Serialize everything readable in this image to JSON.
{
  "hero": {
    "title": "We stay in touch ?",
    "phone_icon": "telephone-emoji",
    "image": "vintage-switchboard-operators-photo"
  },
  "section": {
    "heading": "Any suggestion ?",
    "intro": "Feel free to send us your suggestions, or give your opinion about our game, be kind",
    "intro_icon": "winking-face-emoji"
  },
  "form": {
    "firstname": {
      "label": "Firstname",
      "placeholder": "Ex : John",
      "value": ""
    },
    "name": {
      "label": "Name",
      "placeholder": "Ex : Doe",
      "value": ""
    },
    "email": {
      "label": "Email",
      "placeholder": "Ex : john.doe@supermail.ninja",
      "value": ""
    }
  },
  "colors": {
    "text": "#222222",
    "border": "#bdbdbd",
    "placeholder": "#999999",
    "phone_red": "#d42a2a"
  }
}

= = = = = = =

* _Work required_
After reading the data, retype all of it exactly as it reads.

* _Response to this exercise_
Serialize everything readable in this image to JSON.
{
  "hero": {
    "title": "We stay in touch ?",
    "phone_icon": "telephone-emoji",
    "image": "vintage-switchboard-operators-photo"
  },
  "section": {
    "heading": "Any suggestion ?",
    "intro": "Feel free to send us your suggestions, or give your opinion about our game, be kind",
    "intro_icon": "winking-face-emoji"
  },
  "form": {
    "firstname": {
      "label": "Firstname",
      "placeholder": "Ex : John",
      "value": ""
    },
    "name": {
      "label": "Name",
      "placeholder": "Ex : Doe",
      "value": ""
    },
    "email": {
      "label": "Email",
      "placeholder": "Ex : john.doe@supermail.ninja",
      "value": ""
    }
  },
  "colors": {
    "text": "#222222",
    "border": "#bdbdbd",
    "placeholder": "#999999",
    "phone_red": "#d42a2a"
  }
}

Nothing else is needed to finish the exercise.